The profile distribution of the
The interactive effects of the related factors help to explain the different spatial variability observed in the three ACT-132577 layers. In the 0–60 cm layer, the impacts of elevation and clay content on the spatial variation of SWC differed, increased (Fig. 7) and decreased (Fig. 8) with increasing soil depth, respectively. These different roles in controlling the spatial variation resulted in relative uniformity of SWC within this soil layer. In addition, the 0–60 cm soil layer corresponds to the active root zone in which the vegetation tends to uptake water held in the soil at the highest potentials at faster rates than that held at lower potentials. This phenomenon leads to the distribution of SWC within the rooting depths becoming more uniform among locations (Biswas and Si, 2011). Thus, the vegetation can reduce the spatial variability of SWC that would otherwise be greater if it resulted from the heterogeneity of the topography (Hawley et al., 1983) and texture (Tallon and Si, 2004) alone.

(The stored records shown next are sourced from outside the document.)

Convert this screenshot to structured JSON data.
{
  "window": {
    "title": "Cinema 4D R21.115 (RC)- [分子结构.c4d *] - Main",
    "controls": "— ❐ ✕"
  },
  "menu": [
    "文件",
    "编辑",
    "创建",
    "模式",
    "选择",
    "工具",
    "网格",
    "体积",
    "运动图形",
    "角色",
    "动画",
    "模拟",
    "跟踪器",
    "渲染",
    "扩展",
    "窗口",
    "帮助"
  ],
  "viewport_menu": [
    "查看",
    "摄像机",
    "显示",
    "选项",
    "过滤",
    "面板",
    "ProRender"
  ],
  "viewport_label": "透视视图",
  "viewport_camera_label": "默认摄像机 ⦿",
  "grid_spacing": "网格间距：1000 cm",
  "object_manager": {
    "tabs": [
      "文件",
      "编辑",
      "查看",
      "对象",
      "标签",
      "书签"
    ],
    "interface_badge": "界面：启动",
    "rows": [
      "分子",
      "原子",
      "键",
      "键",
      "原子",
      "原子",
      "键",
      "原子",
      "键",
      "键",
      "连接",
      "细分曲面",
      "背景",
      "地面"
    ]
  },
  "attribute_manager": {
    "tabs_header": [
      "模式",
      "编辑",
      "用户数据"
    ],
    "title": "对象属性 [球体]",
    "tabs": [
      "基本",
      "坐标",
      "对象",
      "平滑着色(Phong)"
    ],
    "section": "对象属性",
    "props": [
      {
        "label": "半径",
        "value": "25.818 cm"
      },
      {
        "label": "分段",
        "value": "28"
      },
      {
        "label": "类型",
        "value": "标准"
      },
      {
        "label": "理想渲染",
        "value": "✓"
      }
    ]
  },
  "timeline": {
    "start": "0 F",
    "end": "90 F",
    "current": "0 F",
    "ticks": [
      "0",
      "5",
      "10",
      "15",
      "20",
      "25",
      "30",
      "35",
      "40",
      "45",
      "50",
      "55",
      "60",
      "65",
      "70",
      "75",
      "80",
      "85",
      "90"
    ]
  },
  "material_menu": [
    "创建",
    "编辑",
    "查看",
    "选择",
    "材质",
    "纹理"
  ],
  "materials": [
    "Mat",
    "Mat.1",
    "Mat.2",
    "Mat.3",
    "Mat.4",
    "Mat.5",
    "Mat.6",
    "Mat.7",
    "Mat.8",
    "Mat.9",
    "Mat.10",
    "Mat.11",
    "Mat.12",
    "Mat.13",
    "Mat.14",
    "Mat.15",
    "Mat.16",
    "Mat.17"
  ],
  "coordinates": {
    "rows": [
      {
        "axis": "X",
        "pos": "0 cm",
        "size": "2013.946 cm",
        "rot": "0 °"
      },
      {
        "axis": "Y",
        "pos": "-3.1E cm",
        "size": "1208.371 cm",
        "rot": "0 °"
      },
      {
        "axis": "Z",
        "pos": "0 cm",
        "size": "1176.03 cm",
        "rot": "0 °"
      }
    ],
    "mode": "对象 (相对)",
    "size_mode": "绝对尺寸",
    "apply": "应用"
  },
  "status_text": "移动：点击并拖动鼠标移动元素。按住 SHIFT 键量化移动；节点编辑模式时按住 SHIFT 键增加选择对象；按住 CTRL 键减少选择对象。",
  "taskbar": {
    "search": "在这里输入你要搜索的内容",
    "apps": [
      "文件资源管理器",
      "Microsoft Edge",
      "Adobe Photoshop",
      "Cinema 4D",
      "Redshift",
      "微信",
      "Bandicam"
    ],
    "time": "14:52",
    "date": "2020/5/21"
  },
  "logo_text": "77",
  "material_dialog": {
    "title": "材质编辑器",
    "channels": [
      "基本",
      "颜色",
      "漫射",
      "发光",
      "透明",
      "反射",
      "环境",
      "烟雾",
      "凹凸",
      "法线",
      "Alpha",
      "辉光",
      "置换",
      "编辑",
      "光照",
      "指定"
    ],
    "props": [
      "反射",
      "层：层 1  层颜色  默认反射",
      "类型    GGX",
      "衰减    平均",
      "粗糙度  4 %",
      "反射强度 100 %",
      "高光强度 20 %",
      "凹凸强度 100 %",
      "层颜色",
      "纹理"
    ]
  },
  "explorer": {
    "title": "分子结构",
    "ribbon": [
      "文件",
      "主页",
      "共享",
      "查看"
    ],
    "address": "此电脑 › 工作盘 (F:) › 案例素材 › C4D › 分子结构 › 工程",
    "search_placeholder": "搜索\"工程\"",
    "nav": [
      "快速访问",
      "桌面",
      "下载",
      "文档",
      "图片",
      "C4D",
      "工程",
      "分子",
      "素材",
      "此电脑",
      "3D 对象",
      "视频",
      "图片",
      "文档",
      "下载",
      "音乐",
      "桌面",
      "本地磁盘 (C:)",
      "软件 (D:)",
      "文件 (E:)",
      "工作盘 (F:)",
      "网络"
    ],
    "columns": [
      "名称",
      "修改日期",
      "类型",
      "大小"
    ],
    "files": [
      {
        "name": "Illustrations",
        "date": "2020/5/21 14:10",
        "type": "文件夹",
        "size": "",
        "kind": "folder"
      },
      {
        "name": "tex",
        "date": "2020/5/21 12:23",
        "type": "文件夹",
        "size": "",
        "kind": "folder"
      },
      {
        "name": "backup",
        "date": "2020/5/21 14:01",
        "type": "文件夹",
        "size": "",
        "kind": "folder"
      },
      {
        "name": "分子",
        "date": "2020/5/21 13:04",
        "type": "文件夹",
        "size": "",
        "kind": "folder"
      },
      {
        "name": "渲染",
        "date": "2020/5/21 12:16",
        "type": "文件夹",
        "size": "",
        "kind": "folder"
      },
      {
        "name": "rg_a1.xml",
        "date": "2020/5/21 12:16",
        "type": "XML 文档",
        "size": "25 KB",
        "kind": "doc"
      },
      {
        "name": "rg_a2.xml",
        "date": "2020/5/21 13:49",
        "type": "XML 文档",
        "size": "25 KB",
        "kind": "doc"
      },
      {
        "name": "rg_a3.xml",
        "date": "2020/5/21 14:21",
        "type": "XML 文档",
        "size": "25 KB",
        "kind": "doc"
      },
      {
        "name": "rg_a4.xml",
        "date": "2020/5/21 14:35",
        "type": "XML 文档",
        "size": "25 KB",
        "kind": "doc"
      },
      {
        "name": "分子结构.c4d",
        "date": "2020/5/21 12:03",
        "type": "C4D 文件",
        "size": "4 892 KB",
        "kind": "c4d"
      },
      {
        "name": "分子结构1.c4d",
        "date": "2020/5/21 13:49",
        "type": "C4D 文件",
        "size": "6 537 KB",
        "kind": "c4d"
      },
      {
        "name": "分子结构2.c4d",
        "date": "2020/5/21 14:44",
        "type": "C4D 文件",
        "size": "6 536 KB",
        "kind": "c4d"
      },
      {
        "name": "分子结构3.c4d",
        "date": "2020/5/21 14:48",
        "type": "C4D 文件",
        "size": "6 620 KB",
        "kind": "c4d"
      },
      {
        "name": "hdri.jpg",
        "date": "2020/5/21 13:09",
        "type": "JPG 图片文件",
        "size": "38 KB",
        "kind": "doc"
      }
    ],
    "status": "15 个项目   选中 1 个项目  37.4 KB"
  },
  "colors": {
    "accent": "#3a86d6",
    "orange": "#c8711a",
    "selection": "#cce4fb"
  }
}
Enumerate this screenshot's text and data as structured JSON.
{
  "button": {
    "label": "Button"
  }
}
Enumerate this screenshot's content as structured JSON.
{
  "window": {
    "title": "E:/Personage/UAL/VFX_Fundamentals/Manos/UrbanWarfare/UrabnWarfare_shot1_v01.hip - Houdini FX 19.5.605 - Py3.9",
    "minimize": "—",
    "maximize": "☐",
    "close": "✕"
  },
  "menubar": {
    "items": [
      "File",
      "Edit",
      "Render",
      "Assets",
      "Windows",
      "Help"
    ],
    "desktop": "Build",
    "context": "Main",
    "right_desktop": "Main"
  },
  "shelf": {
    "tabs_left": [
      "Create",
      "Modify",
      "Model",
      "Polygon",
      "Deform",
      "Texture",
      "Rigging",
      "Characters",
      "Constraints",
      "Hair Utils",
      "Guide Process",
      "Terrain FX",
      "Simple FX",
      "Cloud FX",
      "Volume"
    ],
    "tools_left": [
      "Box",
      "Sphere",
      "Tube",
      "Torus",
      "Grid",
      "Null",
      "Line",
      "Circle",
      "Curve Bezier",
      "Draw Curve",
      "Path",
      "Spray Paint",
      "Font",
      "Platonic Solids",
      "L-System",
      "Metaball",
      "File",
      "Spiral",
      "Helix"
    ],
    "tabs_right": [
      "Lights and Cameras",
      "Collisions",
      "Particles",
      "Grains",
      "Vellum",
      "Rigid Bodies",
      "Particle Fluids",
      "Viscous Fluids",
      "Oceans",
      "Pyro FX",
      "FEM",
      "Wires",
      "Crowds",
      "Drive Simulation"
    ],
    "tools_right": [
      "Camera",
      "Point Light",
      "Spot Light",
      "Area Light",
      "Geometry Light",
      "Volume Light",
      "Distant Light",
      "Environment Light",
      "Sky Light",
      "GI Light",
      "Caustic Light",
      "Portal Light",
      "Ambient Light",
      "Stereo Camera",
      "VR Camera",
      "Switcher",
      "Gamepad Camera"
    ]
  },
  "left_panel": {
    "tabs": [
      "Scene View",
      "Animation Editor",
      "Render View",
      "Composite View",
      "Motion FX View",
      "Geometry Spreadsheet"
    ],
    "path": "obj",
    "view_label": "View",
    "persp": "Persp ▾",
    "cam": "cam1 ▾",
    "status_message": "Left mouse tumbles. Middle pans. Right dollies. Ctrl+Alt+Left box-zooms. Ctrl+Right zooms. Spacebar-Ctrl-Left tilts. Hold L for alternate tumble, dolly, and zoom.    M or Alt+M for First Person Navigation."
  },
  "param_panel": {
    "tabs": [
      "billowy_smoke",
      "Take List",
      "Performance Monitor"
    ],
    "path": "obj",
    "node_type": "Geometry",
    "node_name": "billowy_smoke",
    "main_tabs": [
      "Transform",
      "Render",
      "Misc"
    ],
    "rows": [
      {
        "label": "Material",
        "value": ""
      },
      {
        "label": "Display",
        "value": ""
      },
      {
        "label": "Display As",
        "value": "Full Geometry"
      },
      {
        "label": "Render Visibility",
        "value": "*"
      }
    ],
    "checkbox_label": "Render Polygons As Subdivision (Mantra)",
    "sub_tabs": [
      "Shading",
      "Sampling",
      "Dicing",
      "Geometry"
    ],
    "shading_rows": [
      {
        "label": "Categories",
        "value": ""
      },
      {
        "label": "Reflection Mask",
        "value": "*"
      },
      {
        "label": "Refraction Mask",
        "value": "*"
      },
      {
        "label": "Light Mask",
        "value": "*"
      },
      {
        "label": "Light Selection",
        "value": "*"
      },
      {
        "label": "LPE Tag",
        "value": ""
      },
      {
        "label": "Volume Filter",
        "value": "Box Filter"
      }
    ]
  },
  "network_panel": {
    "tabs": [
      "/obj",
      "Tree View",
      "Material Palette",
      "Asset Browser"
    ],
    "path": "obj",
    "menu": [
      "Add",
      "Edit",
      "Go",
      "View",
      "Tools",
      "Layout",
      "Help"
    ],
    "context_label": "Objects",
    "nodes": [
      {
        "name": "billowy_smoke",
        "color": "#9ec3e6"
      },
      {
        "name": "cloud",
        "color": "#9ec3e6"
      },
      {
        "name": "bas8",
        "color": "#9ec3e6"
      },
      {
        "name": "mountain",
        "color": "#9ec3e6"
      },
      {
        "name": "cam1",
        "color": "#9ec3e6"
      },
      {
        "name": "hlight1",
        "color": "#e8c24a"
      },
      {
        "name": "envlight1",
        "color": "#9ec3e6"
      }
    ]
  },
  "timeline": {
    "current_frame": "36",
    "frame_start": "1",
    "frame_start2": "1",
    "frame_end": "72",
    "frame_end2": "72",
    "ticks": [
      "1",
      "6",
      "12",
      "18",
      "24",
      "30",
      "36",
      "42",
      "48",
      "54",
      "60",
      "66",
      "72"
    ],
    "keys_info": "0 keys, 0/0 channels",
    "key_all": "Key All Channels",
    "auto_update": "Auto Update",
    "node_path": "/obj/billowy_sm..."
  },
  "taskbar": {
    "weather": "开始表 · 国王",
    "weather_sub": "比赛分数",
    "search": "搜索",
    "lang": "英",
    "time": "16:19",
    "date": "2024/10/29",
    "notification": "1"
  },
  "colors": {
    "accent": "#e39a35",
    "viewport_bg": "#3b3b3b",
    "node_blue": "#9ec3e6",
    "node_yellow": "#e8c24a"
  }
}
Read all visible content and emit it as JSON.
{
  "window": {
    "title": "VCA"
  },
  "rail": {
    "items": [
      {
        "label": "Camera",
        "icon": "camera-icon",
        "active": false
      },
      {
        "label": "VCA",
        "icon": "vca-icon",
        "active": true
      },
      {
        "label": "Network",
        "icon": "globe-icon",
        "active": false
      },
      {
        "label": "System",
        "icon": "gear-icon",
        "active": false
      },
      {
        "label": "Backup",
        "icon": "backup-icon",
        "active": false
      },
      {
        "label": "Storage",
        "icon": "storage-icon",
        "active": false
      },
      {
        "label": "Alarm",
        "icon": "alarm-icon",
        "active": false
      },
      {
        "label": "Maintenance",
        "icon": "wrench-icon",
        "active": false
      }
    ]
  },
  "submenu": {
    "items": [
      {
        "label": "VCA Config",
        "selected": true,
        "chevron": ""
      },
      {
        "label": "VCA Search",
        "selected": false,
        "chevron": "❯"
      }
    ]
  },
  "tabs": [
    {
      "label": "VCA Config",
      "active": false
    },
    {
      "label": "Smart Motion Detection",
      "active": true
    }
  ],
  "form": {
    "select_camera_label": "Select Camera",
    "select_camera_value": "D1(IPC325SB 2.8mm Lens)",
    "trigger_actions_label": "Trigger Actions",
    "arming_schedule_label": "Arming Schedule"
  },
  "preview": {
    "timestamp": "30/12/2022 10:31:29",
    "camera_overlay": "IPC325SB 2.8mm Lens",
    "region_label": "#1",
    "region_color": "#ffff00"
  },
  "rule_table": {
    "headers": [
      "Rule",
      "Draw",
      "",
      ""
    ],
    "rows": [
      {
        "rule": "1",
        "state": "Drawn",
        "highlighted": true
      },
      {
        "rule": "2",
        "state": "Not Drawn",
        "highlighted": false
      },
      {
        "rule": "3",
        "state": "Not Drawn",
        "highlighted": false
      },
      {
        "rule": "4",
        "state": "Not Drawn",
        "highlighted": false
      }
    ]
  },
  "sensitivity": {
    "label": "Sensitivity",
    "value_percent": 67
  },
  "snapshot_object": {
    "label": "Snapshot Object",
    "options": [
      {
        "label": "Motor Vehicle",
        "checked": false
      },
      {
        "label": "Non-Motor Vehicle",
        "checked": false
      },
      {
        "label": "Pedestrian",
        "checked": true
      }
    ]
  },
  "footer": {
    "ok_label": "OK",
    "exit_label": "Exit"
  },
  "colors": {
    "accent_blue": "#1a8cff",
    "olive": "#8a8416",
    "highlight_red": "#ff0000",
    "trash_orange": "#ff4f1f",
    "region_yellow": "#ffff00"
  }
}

Thus, the relatively constant spatial variability of SWC in the first layer resulted from the interaction among the factors of elevation, clay content, and vegetation.